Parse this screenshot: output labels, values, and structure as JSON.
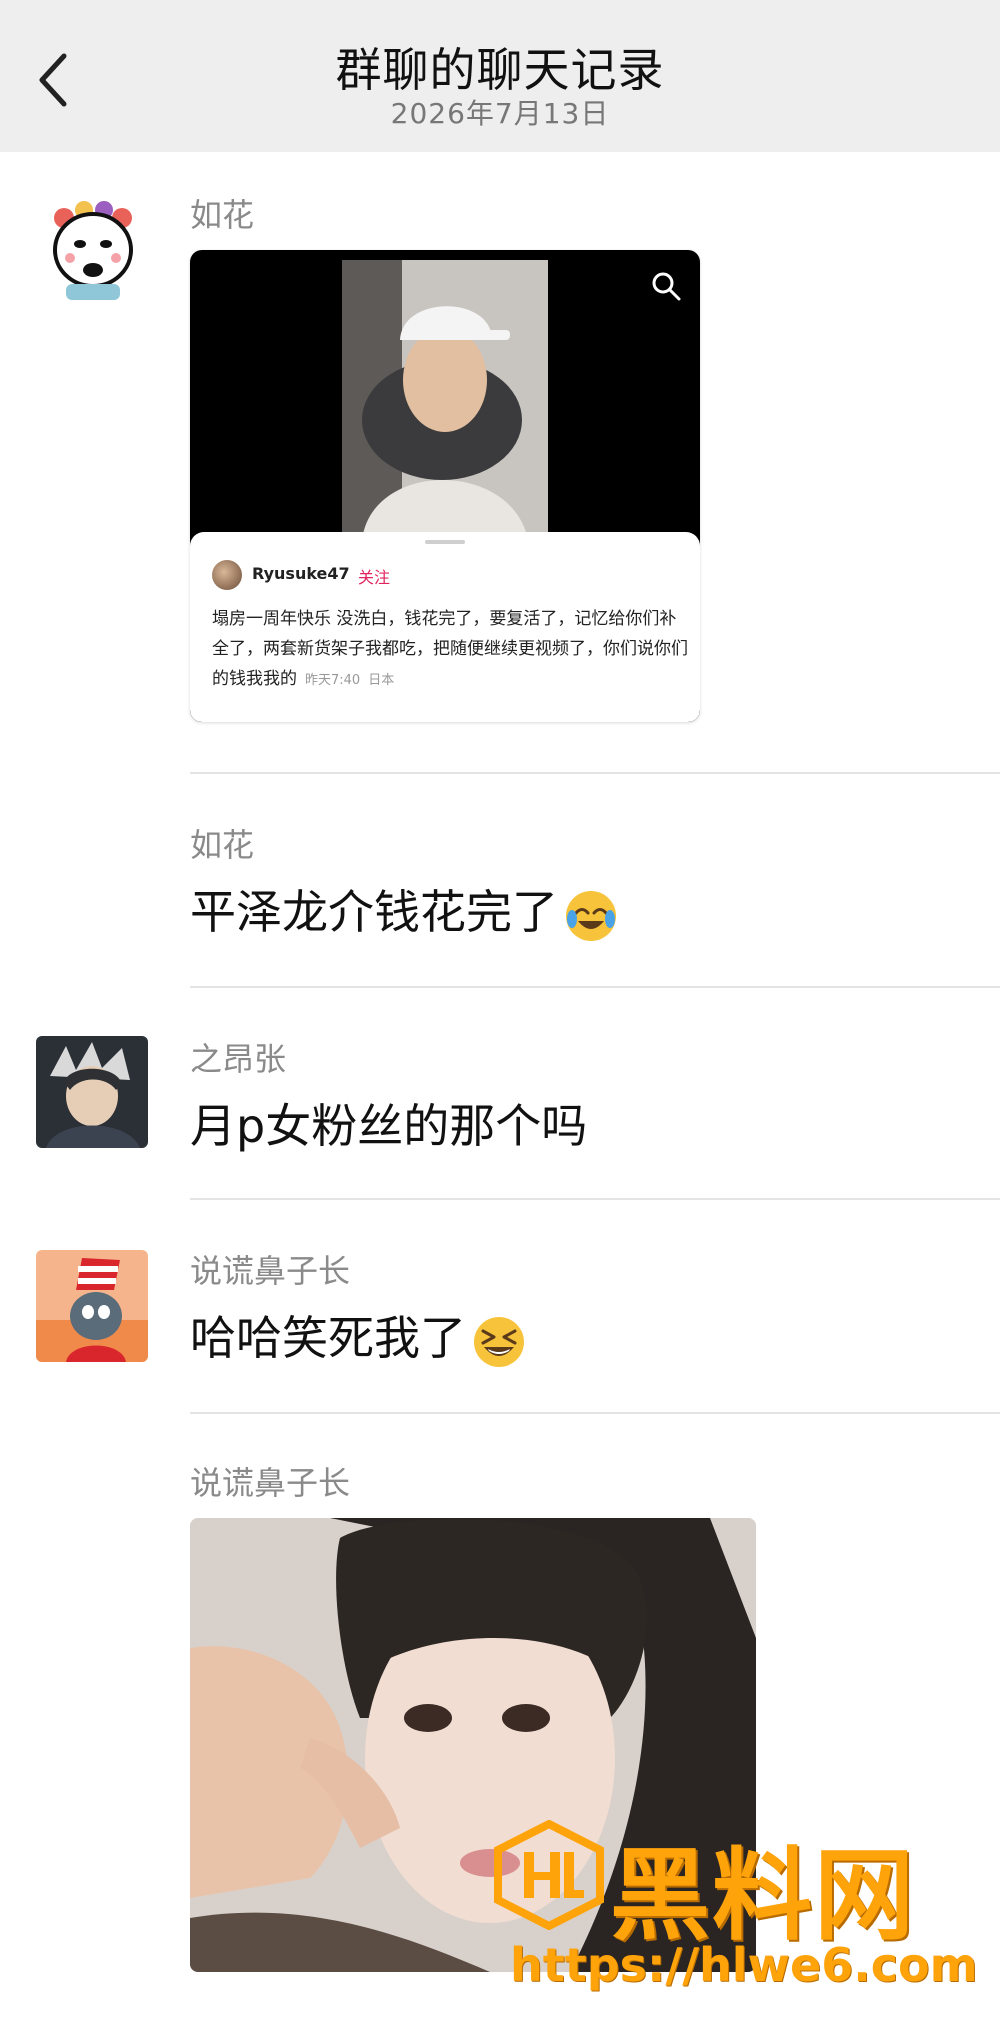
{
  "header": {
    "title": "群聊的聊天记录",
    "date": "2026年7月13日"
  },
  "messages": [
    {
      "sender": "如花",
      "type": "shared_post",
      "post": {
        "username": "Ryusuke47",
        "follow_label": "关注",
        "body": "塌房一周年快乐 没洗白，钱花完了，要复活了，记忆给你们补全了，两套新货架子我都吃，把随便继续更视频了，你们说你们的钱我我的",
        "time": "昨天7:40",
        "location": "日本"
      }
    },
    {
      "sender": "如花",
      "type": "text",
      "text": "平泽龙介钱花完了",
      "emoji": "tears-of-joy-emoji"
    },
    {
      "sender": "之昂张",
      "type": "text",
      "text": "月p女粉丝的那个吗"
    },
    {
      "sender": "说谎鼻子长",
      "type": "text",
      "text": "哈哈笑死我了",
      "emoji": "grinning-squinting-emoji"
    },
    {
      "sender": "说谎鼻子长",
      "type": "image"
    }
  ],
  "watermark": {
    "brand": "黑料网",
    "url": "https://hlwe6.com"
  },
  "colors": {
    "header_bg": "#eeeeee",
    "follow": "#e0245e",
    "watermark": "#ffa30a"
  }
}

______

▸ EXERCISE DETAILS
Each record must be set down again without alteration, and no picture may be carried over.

▸ RESPONSE
Parse this screenshot: output labels, values, and structure as JSON.
{
  "header": {
    "title": "群聊的聊天记录",
    "date": "2026年7月13日"
  },
  "messages": [
    {
      "sender": "如花",
      "type": "shared_post",
      "post": {
        "username": "Ryusuke47",
        "follow_label": "关注",
        "body": "塌房一周年快乐 没洗白，钱花完了，要复活了，记忆给你们补全了，两套新货架子我都吃，把随便继续更视频了，你们说你们的钱我我的",
        "time": "昨天7:40",
        "location": "日本"
      }
    },
    {
      "sender": "如花",
      "type": "text",
      "text": "平泽龙介钱花完了",
      "emoji": "tears-of-joy-emoji"
    },
    {
      "sender": "之昂张",
      "type": "text",
      "text": "月p女粉丝的那个吗"
    },
    {
      "sender": "说谎鼻子长",
      "type": "text",
      "text": "哈哈笑死我了",
      "emoji": "grinning-squinting-emoji"
    },
    {
      "sender": "说谎鼻子长",
      "type": "image"
    }
  ],
  "watermark": {
    "brand": "黑料网",
    "url": "https://hlwe6.com"
  },
  "colors": {
    "header_bg": "#eeeeee",
    "follow": "#e0245e",
    "watermark": "#ffa30a"
  }
}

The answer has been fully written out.